He also slyly fit into the movie's clever structure, which led to a knockdown twist that only the sharpest viewers could see coming.
Most actors wait a lifetime for roles like that; child actors sometimes never recover from them. But Osment already has another beautiful performance to his credit, as David, the android who wants to be a real little boy in "A.I." Osment added wonder, poignancy and even subtle terror to a character that could have been cloying.
Even when he's drowned by melodramatic mawkishness, as he was in the well-meaning misfire "Pay It Forward," Osment transcends the story.
In "Secondhand Lions," Osment is surrounded by some more melodrama, but there are also heavy doses of humor and adventure in Texan writer-director Tim McCanlies' story about a shy teen who spends a summer with a couple of eccentric uncles.
Osment's fourth high-profile movie role shares an earnestness with his other best-known work, and as talented as he is, he risks typecasting and even critical backlash, which is something a teen shouldn't have to worry about.Not that Osment does. "I think most actors don't pay too much attention to reviews," says Osment, adding that he would like to play a villain someday, but that opportunities for that kind of role are limited in his age group. "It's good to know the response that you get. But there's so many reviews, and they're so varied, and you don't know what causes people to respond a certain way. So it's really good not to take them too seriously, good or bad."
Osment is known for his maturity, and he has been fortunate to work with directors who are sensitive to young actors. Those include "Lions" director McCanlies, who directed four up-and-coming stars in the regional hit "Dancer, Texas, Pop. 81." With "Lions," McCanlies aims for something bigger, and that includes working with stars such as Michael Caine and Robert Duvall, who play Osment's uncles. These are people who are a little more intimidating and experienced -- and McCanlies counts Osment among them.
"This guy has worked with (Steven) Spielberg, (Robert) Zemeckis, M. Night Shyamalan," McCanlies says, adding that it was interesting to see the bonding that went on among Osment and the older actors.
With experience has come a reputation for professionalism and politeness, on-set and during interviews.
"It's really just what I've learned being around these people, though," says Osment, whose co-stars have also included Bruce Willis, Helen Hunt, Ed Asner and Candice Bergen. "That professionalism comes from what I've watched people do on the set."
The true grounding element for Osment is his family, especially his father, Eugene, who doubles as his acting coach and has a bit part in "Lions." (Haley's younger sister, Emily, also acts; she appeared in two of the three "Spy Kids" movies.)
Osment aspires to go to Yale, but he's not sure whether he'll pull a Brooke Shields and drop out of acting for a few years to concentrate on college.

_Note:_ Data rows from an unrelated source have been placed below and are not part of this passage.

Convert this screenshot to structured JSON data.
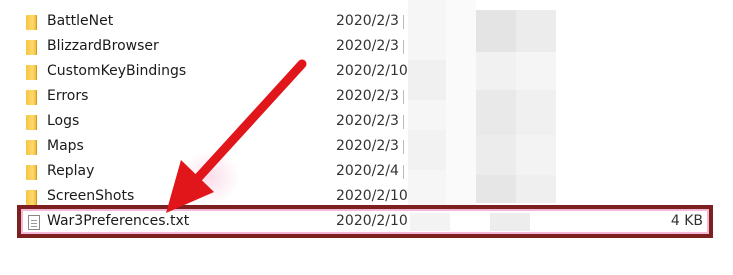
{
  "files": [
    {
      "name": "BattleNet",
      "date": "2020/2/3",
      "type": "folder",
      "icon": "folder-icon"
    },
    {
      "name": "BlizzardBrowser",
      "date": "2020/2/3",
      "type": "folder",
      "icon": "folder-icon"
    },
    {
      "name": "CustomKeyBindings",
      "date": "2020/2/10",
      "type": "folder",
      "icon": "folder-icon"
    },
    {
      "name": "Errors",
      "date": "2020/2/3",
      "type": "folder",
      "icon": "folder-icon"
    },
    {
      "name": "Logs",
      "date": "2020/2/3",
      "type": "folder",
      "icon": "folder-icon"
    },
    {
      "name": "Maps",
      "date": "2020/2/3",
      "type": "folder",
      "icon": "folder-icon"
    },
    {
      "name": "Replay",
      "date": "2020/2/4",
      "type": "folder",
      "icon": "folder-icon"
    },
    {
      "name": "ScreenShots",
      "date": "2020/2/10",
      "type": "folder",
      "icon": "folder-icon"
    }
  ],
  "highlighted_file": {
    "name": "War3Preferences.txt",
    "date": "2020/2/10",
    "size": "4 KB",
    "icon": "text-file-icon"
  },
  "colors": {
    "highlight_border": "#7e1f1f",
    "arrow": "#e0161a",
    "folder": "#f4c542"
  }
}
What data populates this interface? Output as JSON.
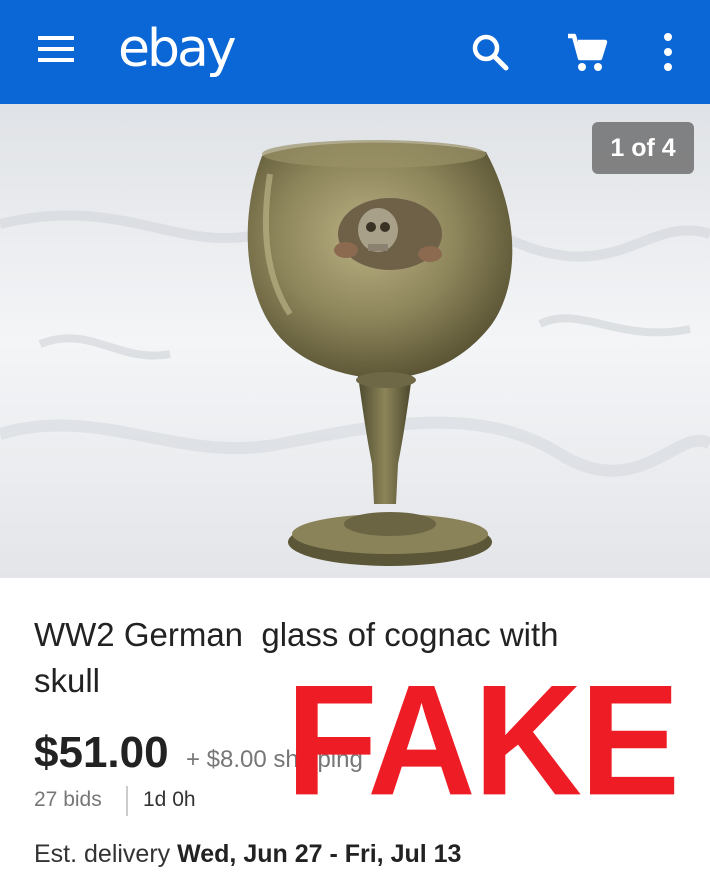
{
  "appbar": {
    "logo": "ebay",
    "icons": [
      "menu-icon",
      "search-icon",
      "cart-icon",
      "more-vert-icon"
    ],
    "background": "#0b66d6"
  },
  "gallery": {
    "counter": "1 of 4"
  },
  "listing": {
    "title_line1": "WW2 German  glass of cognac with",
    "title_line2": "skull",
    "price": "$51.00",
    "shipping": "+ $8.00 shipping",
    "bids": "27 bids",
    "time_left": "1d 0h",
    "delivery_prefix": "Est. delivery ",
    "delivery_dates": "Wed, Jun 27 - Fri, Jul 13"
  },
  "overlay": {
    "stamp": "FAKE",
    "color": "#ee1c24"
  }
}
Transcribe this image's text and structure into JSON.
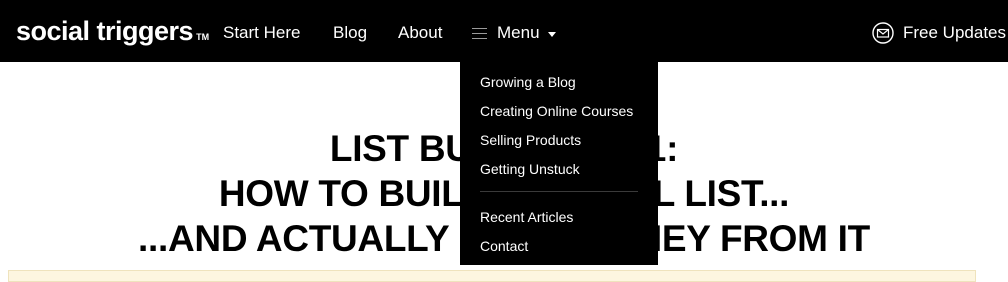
{
  "header": {
    "logo": "social triggers",
    "logo_tm": "TM",
    "nav": [
      {
        "label": "Start Here"
      },
      {
        "label": "Blog"
      },
      {
        "label": "About"
      }
    ],
    "menu_label": "Menu",
    "free_updates": "Free Updates"
  },
  "dropdown": {
    "items": [
      {
        "label": "Growing a Blog"
      },
      {
        "label": "Creating Online Courses"
      },
      {
        "label": "Selling Products"
      },
      {
        "label": "Getting Unstuck"
      }
    ],
    "secondary_items": [
      {
        "label": "Recent Articles"
      },
      {
        "label": "Contact"
      }
    ]
  },
  "hero": {
    "lines": [
      "LIST BUILDING 101:",
      "HOW TO BUILD AN EMAIL LIST...",
      "...AND ACTUALLY MAKE MONEY FROM IT"
    ]
  },
  "colors": {
    "nav_background": "#000000",
    "notice_background": "#fdf6e0"
  },
  "icons": [
    "hamburger-icon",
    "caret-down-icon",
    "mail-icon"
  ]
}
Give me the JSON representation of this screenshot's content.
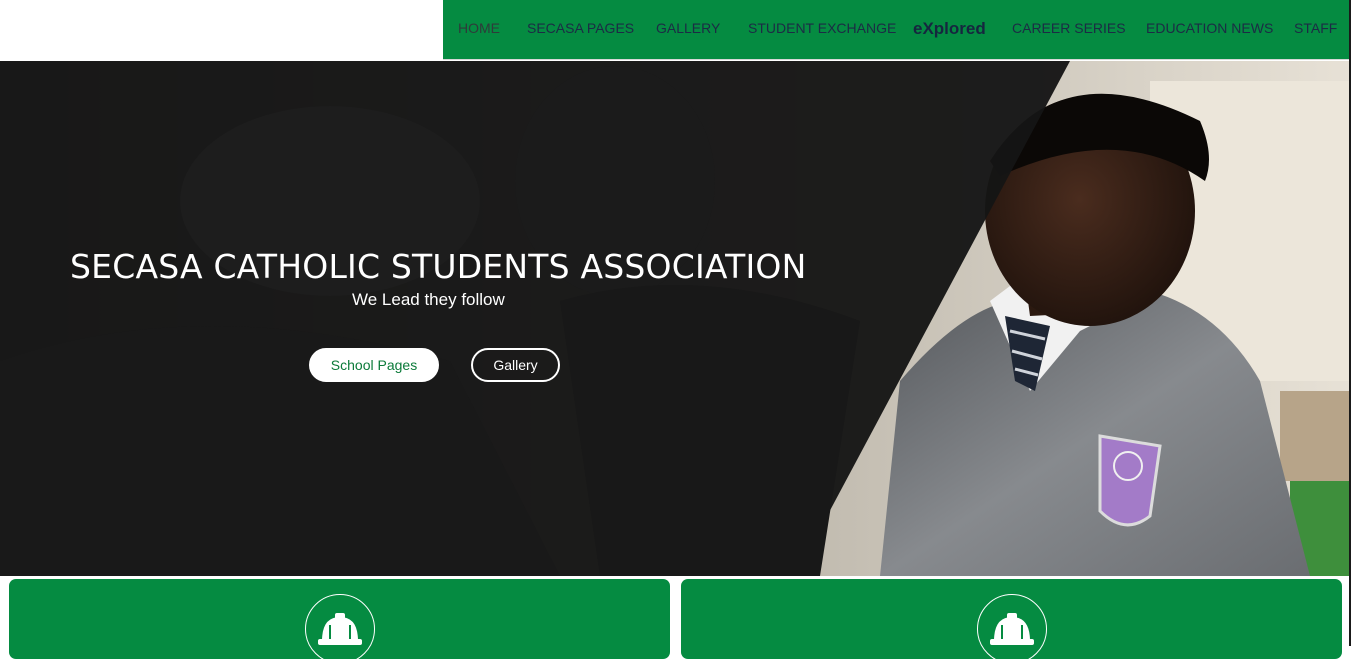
{
  "nav": {
    "items": [
      {
        "label": "HOME"
      },
      {
        "label": "SECASA PAGES"
      },
      {
        "label": "GALLERY"
      },
      {
        "label": "STUDENT EXCHANGE"
      },
      {
        "label": "eXplored"
      },
      {
        "label": "CAREER SERIES"
      },
      {
        "label": "EDUCATION NEWS"
      },
      {
        "label": "STAFF"
      }
    ]
  },
  "hero": {
    "title": "SECASA CATHOLIC STUDENTS ASSOCIATION",
    "subtitle": "We Lead they follow",
    "buttons": {
      "school_pages": "School Pages",
      "gallery": "Gallery"
    }
  },
  "cards": [
    {
      "icon": "hard-hat-icon"
    },
    {
      "icon": "hard-hat-icon"
    }
  ],
  "colors": {
    "brand_green": "#058b41",
    "nav_text": "#1c2b45",
    "hero_overlay": "#141414"
  }
}
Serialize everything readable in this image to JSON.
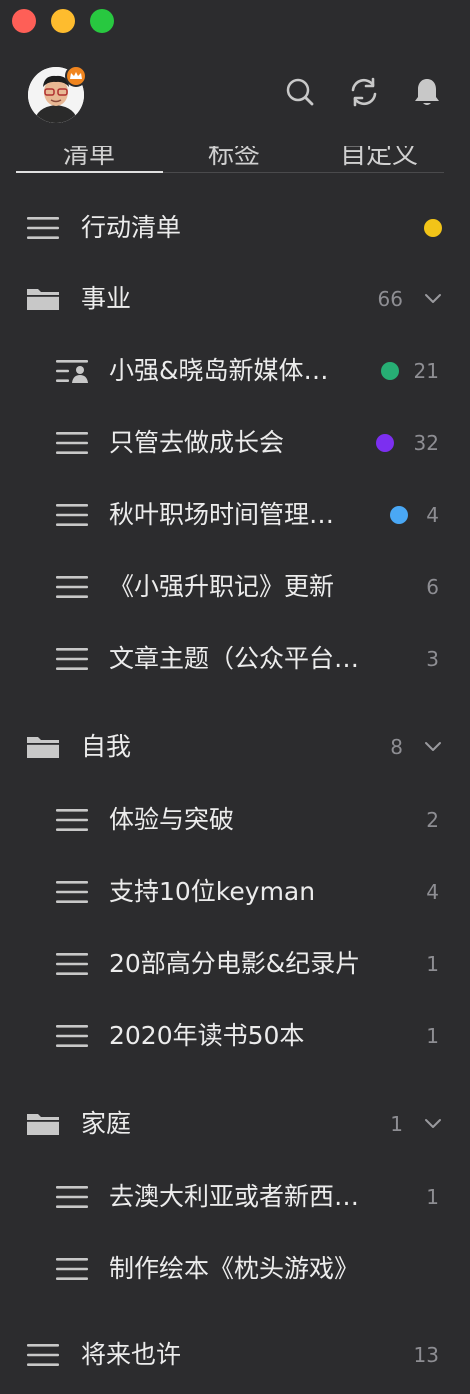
{
  "tabs": [
    {
      "label": "清单"
    },
    {
      "label": "标签"
    },
    {
      "label": "自定义"
    }
  ],
  "lists": {
    "action": {
      "label": "行动清单",
      "dot": "#f2c418"
    },
    "career": {
      "label": "事业",
      "count": "66"
    },
    "career_items": [
      {
        "label": "小强&晓岛新媒体…",
        "count": "21",
        "dot": "#27ae74"
      },
      {
        "label": "只管去做成长会",
        "count": "32",
        "dot": "#7c2ff0"
      },
      {
        "label": "秋叶职场时间管理…",
        "count": "4",
        "dot": "#4aa8f5"
      },
      {
        "label": "《小强升职记》更新",
        "count": "6"
      },
      {
        "label": "文章主题（公众平台…",
        "count": "3"
      }
    ],
    "self": {
      "label": "自我",
      "count": "8"
    },
    "self_items": [
      {
        "label": "体验与突破",
        "count": "2"
      },
      {
        "label": "支持10位keyman",
        "count": "4"
      },
      {
        "label": "20部高分电影&纪录片",
        "count": "1"
      },
      {
        "label": "2020年读书50本",
        "count": "1"
      }
    ],
    "family": {
      "label": "家庭",
      "count": "1"
    },
    "family_items": [
      {
        "label": "去澳大利亚或者新西…",
        "count": "1"
      },
      {
        "label": "制作绘本《枕头游戏》",
        "count": ""
      }
    ],
    "someday": {
      "label": "将来也许",
      "count": "13"
    }
  },
  "icons": {
    "search": "search-icon",
    "sync": "sync-icon",
    "bell": "bell-icon",
    "list": "list-icon",
    "folder": "folder-icon",
    "shared_list": "shared-list-icon",
    "chevron": "chevron-down-icon"
  },
  "colors": {
    "background": "#2c2c2e",
    "text": "#ececec",
    "muted": "#8e8e93"
  }
}
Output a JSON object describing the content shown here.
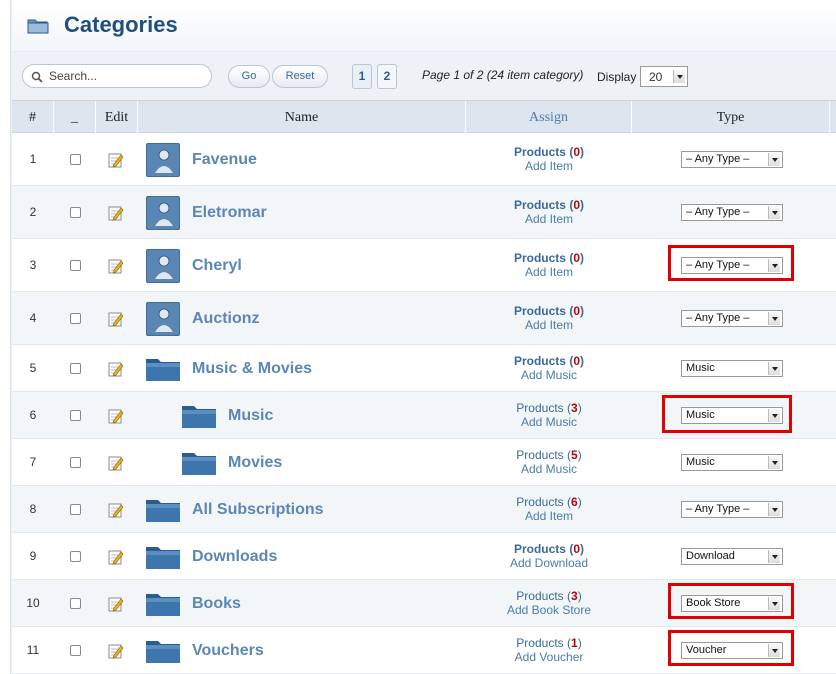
{
  "page": {
    "title": "Categories"
  },
  "toolbar": {
    "search_placeholder": "Search...",
    "go_label": "Go",
    "reset_label": "Reset",
    "pages": [
      "1",
      "2"
    ],
    "page_info": "Page 1 of 2 (24 item category)",
    "display_label": "Display",
    "display_value": "20"
  },
  "table": {
    "headers": {
      "num": "#",
      "check": "_",
      "edit": "Edit",
      "name": "Name",
      "assign": "Assign",
      "type": "Type"
    },
    "rows": [
      {
        "num": "1",
        "name": "Favenue",
        "kind": "user",
        "indent": 0,
        "products_label": "Products",
        "count": "0",
        "add_label": "Add Item",
        "type": "– Any Type –",
        "bold": true,
        "highlight": false
      },
      {
        "num": "2",
        "name": "Eletromar",
        "kind": "user",
        "indent": 0,
        "products_label": "Products",
        "count": "0",
        "add_label": "Add Item",
        "type": "– Any Type –",
        "bold": true,
        "highlight": false
      },
      {
        "num": "3",
        "name": "Cheryl",
        "kind": "user",
        "indent": 0,
        "products_label": "Products",
        "count": "0",
        "add_label": "Add Item",
        "type": "– Any Type –",
        "bold": true,
        "highlight": true
      },
      {
        "num": "4",
        "name": "Auctionz",
        "kind": "user",
        "indent": 0,
        "products_label": "Products",
        "count": "0",
        "add_label": "Add Item",
        "type": "– Any Type –",
        "bold": true,
        "highlight": false
      },
      {
        "num": "5",
        "name": "Music & Movies",
        "kind": "folder",
        "indent": 0,
        "products_label": "Products",
        "count": "0",
        "add_label": "Add Music",
        "type": "Music",
        "bold": true,
        "highlight": false
      },
      {
        "num": "6",
        "name": "Music",
        "kind": "folder",
        "indent": 1,
        "products_label": "Products",
        "count": "3",
        "add_label": "Add Music",
        "type": "Music",
        "bold": false,
        "highlight": true
      },
      {
        "num": "7",
        "name": "Movies",
        "kind": "folder",
        "indent": 1,
        "products_label": "Products",
        "count": "5",
        "add_label": "Add Music",
        "type": "Music",
        "bold": false,
        "highlight": false
      },
      {
        "num": "8",
        "name": "All Subscriptions",
        "kind": "folder",
        "indent": 0,
        "products_label": "Products",
        "count": "6",
        "add_label": "Add Item",
        "type": "– Any Type –",
        "bold": false,
        "highlight": false
      },
      {
        "num": "9",
        "name": "Downloads",
        "kind": "folder",
        "indent": 0,
        "products_label": "Products",
        "count": "0",
        "add_label": "Add Download",
        "type": "Download",
        "bold": true,
        "highlight": false
      },
      {
        "num": "10",
        "name": "Books",
        "kind": "folder",
        "indent": 0,
        "products_label": "Products",
        "count": "3",
        "add_label": "Add Book Store",
        "type": "Book Store",
        "bold": false,
        "highlight": true
      },
      {
        "num": "11",
        "name": "Vouchers",
        "kind": "folder",
        "indent": 0,
        "products_label": "Products",
        "count": "1",
        "add_label": "Add Voucher",
        "type": "Voucher",
        "bold": false,
        "highlight": true
      }
    ]
  }
}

"It's hard for me to say whether it will be possible for me to do films while I'm in school," he says. "But if I go to Yale or wherever, I definitely will be involved in the drama department."